Looking at the records below, state how many lines include the string "with" and add nothing further.

(Data about app and page elements)

+++

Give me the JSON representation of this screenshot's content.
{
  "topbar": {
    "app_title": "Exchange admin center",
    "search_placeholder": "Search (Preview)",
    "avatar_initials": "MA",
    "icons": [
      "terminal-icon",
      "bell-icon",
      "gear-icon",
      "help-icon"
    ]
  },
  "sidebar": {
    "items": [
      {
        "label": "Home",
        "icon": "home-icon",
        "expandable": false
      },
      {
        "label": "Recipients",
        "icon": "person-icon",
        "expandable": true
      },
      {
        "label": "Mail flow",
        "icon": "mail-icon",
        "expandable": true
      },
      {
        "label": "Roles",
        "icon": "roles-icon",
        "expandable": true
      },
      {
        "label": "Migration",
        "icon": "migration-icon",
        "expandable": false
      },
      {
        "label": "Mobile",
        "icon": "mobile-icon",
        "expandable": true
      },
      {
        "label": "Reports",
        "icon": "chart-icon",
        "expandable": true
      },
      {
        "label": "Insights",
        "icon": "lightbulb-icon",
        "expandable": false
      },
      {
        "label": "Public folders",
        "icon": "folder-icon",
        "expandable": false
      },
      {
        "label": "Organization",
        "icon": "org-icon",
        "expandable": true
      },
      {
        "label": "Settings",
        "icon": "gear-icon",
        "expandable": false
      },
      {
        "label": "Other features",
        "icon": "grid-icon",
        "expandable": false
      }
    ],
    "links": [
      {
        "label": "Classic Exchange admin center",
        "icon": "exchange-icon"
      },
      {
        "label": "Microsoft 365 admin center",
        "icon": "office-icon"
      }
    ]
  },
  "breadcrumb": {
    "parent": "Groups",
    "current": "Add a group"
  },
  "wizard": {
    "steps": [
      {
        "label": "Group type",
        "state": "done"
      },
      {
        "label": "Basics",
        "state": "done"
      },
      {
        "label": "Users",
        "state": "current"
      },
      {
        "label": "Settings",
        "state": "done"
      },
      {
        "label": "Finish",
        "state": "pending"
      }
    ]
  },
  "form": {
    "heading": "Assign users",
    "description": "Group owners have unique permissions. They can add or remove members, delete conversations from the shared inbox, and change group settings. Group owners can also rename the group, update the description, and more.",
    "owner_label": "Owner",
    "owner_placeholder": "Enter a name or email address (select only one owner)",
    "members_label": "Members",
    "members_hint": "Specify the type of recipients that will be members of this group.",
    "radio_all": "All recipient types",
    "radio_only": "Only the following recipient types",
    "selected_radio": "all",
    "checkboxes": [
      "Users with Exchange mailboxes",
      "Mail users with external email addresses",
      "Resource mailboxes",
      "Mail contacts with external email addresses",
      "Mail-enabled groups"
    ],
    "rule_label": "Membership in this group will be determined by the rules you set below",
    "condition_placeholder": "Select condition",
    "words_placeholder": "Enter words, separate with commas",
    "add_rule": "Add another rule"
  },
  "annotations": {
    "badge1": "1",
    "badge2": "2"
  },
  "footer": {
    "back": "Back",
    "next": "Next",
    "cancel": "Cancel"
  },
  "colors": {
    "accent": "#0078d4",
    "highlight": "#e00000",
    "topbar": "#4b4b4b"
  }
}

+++

THE ANSWER: 4